(Beginning of INFORMATION SHOWN)

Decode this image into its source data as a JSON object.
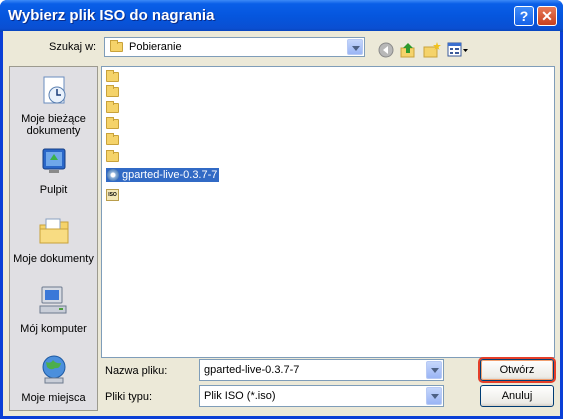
{
  "window": {
    "title": "Wybierz plik ISO do nagrania",
    "help_glyph": "?",
    "close_glyph": "✕"
  },
  "lookin": {
    "label": "Szukaj w:",
    "value": "Pobieranie"
  },
  "places": [
    {
      "label": "Moje bieżące dokumenty",
      "icon": "recent-documents-icon"
    },
    {
      "label": "Pulpit",
      "icon": "desktop-icon"
    },
    {
      "label": "Moje dokumenty",
      "icon": "my-documents-icon"
    },
    {
      "label": "Mój komputer",
      "icon": "my-computer-icon"
    },
    {
      "label": "Moje miejsca",
      "icon": "network-places-icon"
    }
  ],
  "files": {
    "folders_count_note": "",
    "selected_file": "gparted-live-0.3.7-7",
    "iso_badge": "ISO"
  },
  "filename": {
    "label": "Nazwa pliku:",
    "value": "gparted-live-0.3.7-7"
  },
  "filetype": {
    "label": "Pliki typu:",
    "value": "Plik ISO (*.iso)"
  },
  "buttons": {
    "open": "Otwórz",
    "cancel": "Anuluj"
  },
  "colors": {
    "title_blue": "#0556de",
    "selection": "#316ac5",
    "focus_red": "#e53f2a"
  }
}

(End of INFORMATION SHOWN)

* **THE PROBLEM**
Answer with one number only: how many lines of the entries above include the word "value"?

* **REPLY TO THE EXERCISE**
3